considering the circumstances of the lockdown. But, without specific evidence, the state's case rests merely on an assertion. Summary judgment, therefore, is not appropriate with respect to this claim.
Martin's remaining claims are based on the Eighth Amendment. The Eighth Amendment prohibits "the unnecessary and wanton infliction of pain" as well as punishment that is "grossly disproportionate to the severity of the crime" for which the prisoner was imprisoned or punishment "totally without penological justification." Rhodes v. Chapman, 452 U.S. 337, 346, 69 L. Ed. 2d 59, 101 S. Ct. 2392 (1981). Conditions either singly or in their totality may serve as the basis for an eighth amendment claim.
Martin begins his eighth amendment claims by challenging his lack of access to the institution's educational and work programs. It is true that these facilities and programs were closed during the lockdown. The lockdowns, though, only lasted for a short while. The Eighth Amendment does not require that educational programs be provided to prisoners. Peterkin v. Jeffes, 661 F. Supp. 895, 917 (E.D. Pa. 1987), rev'd on other grounds, 855 F.2d 1021 (3d Cir. 1988); French v. Owens, 777 F.2d 1250, 1256 (7th Cir. 1985), cert. denied, 479 U.S. 817, 93 L. Ed. 2d 32, 107 S. Ct. 77 (1986). Nor are prisoners entitled to work or vocational programs. Even if what Martin alleges is true, this claim does not rise to the level of an eighth amendment violation. Summary judgment on this claim is granted.

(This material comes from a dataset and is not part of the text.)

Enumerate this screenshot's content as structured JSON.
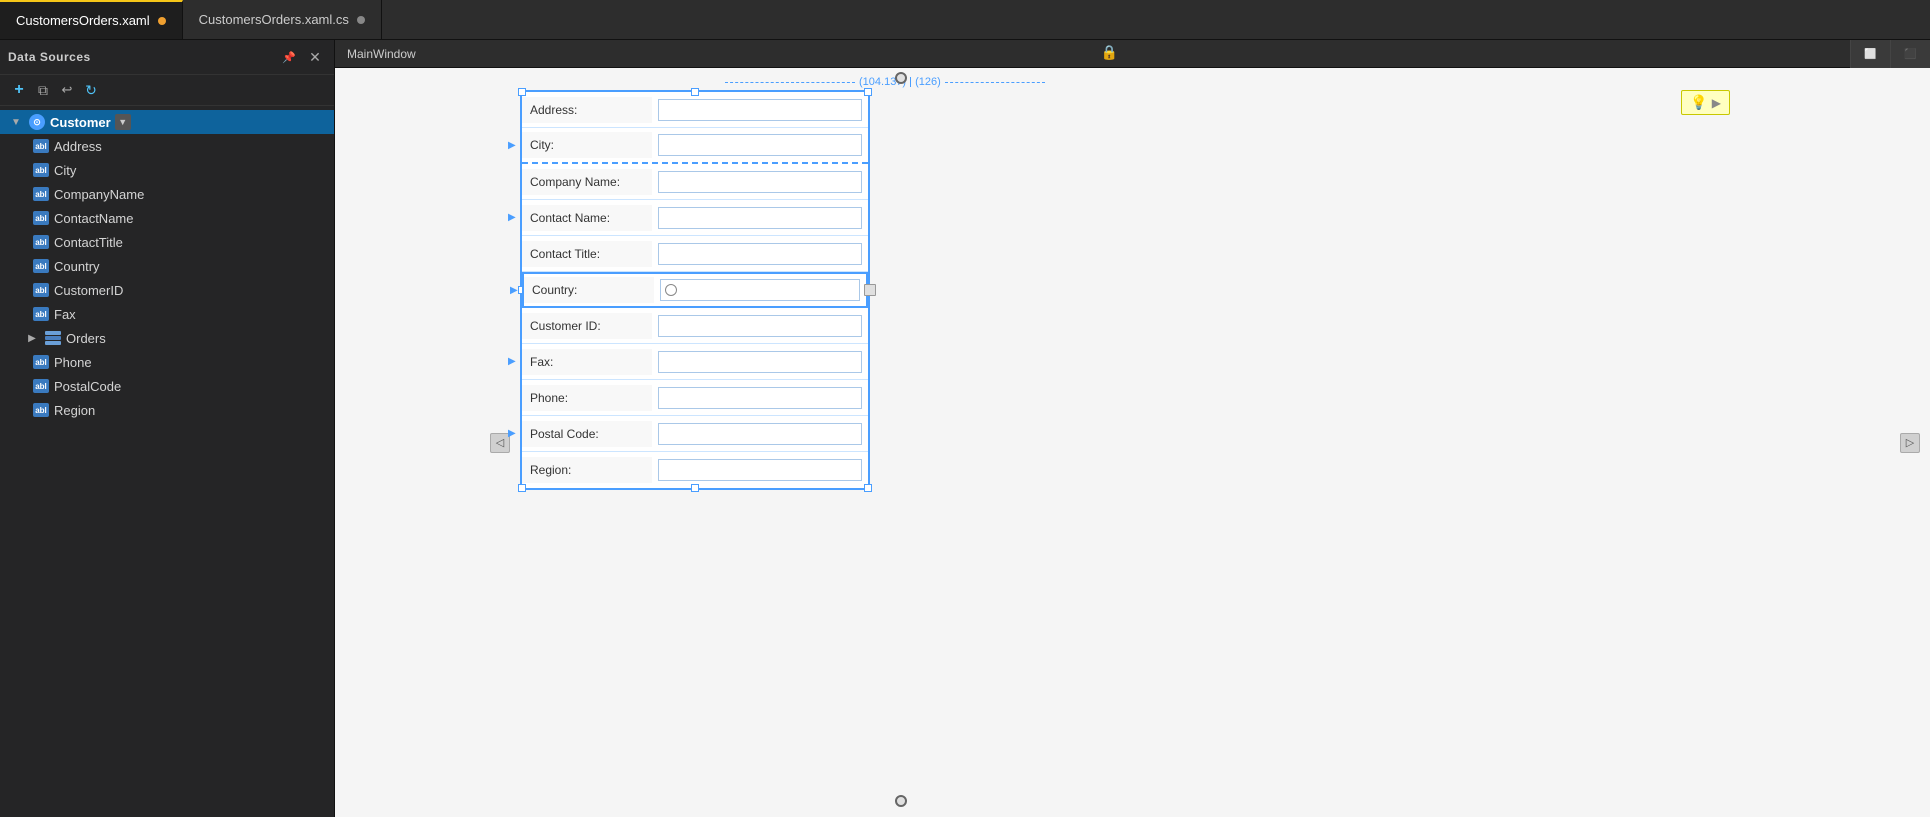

Martin also alleges that he was denied access to fresh air, sunshine and exercise. Some form of regular outdoor exercise is necessary to the well-being of inmates. However, denial of recreation for a short period, per se, is not a constitutional violation." Knight v. Armontrout, 878 F.2d 1093, 1096 (8th Cir. 1989). For instance, in Rust v. Grammer, 858 F.2d 411, 414 (8th Cir. 1988), the Eighth Circuit found that the denial of yard privileges for eleven days during a lockdown period did not constitute an eighth amendment violation. Similarly, the Seventh Circuit in Harris v. Fleming, 839 F.2d 1232, 1236 (7th Cir. 1988), found that the deprivation of yard privileges for four weeks did not rise to the level of an eighth amendment violation. The Seventh Circuit noted that "this was a short-term situation" and, in any event, the inmate was not deprived of all exercise. Id.
In this case, Martin claims that he was confined to his cell and denied outdoor exercise during lockdown periods. The lockdowns usually lasted from one to three days to a maximum of eighteen days. The eighteen-day maximum falls within the range of days without exercise that courts have permitted. Moreover, there is no hint in Martin's complaint he was not able to exercise within his cell. For these reasons, the court finds that this claim cannot be sustained on the basis of Martin's allegations. Summary judgment on this claim is appropriate.
Next, Martin brings a host of claims attacking the lack of hygienic conditions. Martin reels off a list of necessities that he lacked:
For the entire periods of these lock-downs plaintiff was confined to his cell and denied access to showers, clean laundry and linen, [and] soap. . . . All hot food was clogged and served cold while all cold food was served warm and both coated with the grease of the food. . . . No spoons or forks were passed out with the food. . . . No toilet paper was passed out nor soap to clean the cell, toilet or sink nor tooth paste or brooms.